───── DATASET RECORDS ─────

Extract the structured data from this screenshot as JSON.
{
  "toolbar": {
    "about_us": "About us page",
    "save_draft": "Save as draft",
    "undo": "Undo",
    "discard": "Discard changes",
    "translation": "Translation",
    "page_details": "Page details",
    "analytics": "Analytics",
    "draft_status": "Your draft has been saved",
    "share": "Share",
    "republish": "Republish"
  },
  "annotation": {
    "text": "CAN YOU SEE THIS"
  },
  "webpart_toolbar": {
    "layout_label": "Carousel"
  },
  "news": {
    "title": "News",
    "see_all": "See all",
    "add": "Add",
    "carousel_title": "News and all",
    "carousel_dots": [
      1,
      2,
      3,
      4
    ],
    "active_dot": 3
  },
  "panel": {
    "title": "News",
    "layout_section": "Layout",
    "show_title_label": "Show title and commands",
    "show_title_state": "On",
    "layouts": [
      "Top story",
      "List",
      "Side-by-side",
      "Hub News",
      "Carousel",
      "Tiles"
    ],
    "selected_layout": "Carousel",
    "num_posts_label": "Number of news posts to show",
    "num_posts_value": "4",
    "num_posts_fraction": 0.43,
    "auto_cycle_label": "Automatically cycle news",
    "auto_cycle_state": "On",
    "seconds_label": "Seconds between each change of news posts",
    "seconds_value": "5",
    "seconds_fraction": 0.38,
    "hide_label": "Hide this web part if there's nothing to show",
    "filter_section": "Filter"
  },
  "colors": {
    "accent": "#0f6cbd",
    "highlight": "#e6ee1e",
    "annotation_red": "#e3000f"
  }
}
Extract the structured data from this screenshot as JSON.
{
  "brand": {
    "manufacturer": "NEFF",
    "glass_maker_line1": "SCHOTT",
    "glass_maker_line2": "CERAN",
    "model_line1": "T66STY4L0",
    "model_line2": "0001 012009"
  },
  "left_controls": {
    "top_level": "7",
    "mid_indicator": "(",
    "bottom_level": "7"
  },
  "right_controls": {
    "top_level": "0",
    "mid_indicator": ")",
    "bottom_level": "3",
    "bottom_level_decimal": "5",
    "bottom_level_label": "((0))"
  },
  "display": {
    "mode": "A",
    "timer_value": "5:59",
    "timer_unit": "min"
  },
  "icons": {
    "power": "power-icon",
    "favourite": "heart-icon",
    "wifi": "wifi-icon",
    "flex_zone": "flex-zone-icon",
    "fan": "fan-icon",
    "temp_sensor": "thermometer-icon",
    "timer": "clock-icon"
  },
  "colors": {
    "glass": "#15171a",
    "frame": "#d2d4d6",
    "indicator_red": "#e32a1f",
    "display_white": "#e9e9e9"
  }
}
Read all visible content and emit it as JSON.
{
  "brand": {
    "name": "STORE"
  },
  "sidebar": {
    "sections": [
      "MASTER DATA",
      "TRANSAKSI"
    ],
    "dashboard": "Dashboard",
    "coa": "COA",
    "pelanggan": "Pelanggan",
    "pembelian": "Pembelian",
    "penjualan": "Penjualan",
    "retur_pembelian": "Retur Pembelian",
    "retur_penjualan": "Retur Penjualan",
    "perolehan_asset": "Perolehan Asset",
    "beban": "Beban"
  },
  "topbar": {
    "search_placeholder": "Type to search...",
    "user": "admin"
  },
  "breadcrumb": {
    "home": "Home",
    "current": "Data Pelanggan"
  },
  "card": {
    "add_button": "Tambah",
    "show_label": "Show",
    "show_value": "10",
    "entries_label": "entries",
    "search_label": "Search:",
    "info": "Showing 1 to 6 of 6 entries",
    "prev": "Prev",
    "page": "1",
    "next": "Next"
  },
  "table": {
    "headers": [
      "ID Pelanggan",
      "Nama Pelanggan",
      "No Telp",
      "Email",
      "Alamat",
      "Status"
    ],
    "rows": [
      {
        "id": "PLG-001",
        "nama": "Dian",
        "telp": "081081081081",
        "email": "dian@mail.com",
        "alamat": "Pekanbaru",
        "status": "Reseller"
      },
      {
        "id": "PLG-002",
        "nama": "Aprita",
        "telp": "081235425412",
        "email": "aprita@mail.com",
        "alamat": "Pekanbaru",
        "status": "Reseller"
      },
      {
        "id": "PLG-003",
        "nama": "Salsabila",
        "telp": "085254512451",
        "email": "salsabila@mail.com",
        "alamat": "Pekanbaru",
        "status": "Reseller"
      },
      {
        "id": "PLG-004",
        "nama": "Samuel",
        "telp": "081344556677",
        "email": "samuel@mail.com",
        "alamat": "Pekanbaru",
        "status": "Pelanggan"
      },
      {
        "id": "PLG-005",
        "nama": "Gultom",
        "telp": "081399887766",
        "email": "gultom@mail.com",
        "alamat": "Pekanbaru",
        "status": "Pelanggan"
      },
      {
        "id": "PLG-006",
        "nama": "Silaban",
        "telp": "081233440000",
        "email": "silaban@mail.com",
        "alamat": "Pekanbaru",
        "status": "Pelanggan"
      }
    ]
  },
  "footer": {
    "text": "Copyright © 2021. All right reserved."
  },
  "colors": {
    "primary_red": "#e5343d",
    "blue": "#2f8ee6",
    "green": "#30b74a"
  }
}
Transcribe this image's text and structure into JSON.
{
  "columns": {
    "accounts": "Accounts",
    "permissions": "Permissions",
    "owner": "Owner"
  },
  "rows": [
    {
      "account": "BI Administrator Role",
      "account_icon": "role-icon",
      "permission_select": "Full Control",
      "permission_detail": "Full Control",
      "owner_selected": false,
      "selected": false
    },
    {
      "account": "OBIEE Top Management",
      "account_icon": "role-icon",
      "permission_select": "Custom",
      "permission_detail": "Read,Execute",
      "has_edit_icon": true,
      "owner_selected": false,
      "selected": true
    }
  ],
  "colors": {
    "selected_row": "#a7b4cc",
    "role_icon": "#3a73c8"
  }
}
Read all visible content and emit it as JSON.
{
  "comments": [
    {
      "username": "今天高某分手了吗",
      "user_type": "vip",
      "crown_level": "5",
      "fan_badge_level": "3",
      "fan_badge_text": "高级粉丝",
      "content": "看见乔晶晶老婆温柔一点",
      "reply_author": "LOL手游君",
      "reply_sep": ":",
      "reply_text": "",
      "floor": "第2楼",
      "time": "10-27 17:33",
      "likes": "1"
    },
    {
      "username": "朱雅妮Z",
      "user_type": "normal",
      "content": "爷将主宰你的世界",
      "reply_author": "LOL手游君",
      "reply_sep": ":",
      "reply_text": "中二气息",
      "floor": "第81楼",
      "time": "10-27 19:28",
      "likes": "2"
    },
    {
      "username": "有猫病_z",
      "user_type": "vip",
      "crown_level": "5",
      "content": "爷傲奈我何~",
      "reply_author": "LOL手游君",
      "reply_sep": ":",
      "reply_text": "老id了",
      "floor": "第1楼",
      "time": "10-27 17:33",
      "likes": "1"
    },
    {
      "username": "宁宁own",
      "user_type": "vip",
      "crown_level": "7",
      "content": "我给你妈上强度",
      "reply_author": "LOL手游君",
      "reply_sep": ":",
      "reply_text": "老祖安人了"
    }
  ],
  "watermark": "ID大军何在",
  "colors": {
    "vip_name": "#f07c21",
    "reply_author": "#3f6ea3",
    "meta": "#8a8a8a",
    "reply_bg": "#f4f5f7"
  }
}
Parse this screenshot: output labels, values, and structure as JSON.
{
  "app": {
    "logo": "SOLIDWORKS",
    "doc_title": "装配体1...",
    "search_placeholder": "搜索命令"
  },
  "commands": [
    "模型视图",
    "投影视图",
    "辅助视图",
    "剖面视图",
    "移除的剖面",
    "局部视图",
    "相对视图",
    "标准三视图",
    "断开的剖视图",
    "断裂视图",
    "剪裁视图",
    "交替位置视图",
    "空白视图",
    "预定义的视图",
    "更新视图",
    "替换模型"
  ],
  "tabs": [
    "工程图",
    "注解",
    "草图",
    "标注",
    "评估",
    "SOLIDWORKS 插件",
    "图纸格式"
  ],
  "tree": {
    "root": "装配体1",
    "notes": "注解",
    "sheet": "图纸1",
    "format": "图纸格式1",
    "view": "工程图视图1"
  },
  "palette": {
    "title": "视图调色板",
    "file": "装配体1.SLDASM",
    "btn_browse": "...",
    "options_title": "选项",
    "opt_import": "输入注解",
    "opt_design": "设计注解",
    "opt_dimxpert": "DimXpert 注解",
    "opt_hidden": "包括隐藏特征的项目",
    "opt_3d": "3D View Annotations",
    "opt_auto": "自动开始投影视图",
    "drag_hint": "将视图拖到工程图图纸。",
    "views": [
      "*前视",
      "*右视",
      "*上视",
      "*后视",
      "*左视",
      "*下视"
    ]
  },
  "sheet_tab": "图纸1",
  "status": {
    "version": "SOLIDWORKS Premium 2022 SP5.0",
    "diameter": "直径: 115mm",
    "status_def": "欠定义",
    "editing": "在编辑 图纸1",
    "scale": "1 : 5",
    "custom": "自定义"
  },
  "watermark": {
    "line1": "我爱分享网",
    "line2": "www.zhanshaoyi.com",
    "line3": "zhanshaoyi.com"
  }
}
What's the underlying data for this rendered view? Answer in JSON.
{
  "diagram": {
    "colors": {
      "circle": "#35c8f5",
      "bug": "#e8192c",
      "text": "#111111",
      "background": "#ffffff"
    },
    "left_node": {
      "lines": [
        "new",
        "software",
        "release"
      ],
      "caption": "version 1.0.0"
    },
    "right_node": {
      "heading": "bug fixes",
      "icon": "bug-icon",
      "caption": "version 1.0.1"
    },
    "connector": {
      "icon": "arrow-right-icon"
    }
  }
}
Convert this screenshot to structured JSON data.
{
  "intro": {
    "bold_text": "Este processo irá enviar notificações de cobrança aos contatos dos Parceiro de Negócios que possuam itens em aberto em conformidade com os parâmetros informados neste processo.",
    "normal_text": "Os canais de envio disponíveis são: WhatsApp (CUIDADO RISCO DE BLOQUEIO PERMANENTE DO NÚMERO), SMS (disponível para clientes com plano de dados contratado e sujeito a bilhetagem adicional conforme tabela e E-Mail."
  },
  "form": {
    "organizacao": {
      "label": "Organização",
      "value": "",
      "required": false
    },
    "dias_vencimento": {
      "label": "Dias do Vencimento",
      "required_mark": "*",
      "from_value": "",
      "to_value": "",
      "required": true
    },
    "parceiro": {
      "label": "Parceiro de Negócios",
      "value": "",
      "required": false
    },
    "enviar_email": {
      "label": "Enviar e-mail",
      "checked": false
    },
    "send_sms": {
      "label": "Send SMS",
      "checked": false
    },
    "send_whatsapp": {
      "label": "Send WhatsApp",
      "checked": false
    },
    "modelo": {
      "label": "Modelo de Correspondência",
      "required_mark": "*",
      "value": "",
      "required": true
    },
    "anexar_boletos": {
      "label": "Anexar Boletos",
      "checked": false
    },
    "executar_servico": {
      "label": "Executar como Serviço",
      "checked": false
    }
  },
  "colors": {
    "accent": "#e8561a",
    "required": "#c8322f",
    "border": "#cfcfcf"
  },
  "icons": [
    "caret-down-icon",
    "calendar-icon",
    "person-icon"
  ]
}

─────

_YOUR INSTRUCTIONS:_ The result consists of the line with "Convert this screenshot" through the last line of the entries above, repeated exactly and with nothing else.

_FINISHED EXERCISE:_
Convert this screenshot to structured JSON data.
{
  "intro": {
    "bold_text": "Este processo irá enviar notificações de cobrança aos contatos dos Parceiro de Negócios que possuam itens em aberto em conformidade com os parâmetros informados neste processo.",
    "normal_text": "Os canais de envio disponíveis são: WhatsApp (CUIDADO RISCO DE BLOQUEIO PERMANENTE DO NÚMERO), SMS (disponível para clientes com plano de dados contratado e sujeito a bilhetagem adicional conforme tabela e E-Mail."
  },
  "form": {
    "organizacao": {
      "label": "Organização",
      "value": "",
      "required": false
    },
    "dias_vencimento": {
      "label": "Dias do Vencimento",
      "required_mark": "*",
      "from_value": "",
      "to_value": "",
      "required": true
    },
    "parceiro": {
      "label": "Parceiro de Negócios",
      "value": "",
      "required": false
    },
    "enviar_email": {
      "label": "Enviar e-mail",
      "checked": false
    },
    "send_sms": {
      "label": "Send SMS",
      "checked": false
    },
    "send_whatsapp": {
      "label": "Send WhatsApp",
      "checked": false
    },
    "modelo": {
      "label": "Modelo de Correspondência",
      "required_mark": "*",
      "value": "",
      "required": true
    },
    "anexar_boletos": {
      "label": "Anexar Boletos",
      "checked": false
    },
    "executar_servico": {
      "label": "Executar como Serviço",
      "checked": false
    }
  },
  "colors": {
    "accent": "#e8561a",
    "required": "#c8322f",
    "border": "#cfcfcf"
  },
  "icons": [
    "caret-down-icon",
    "calendar-icon",
    "person-icon"
  ]
}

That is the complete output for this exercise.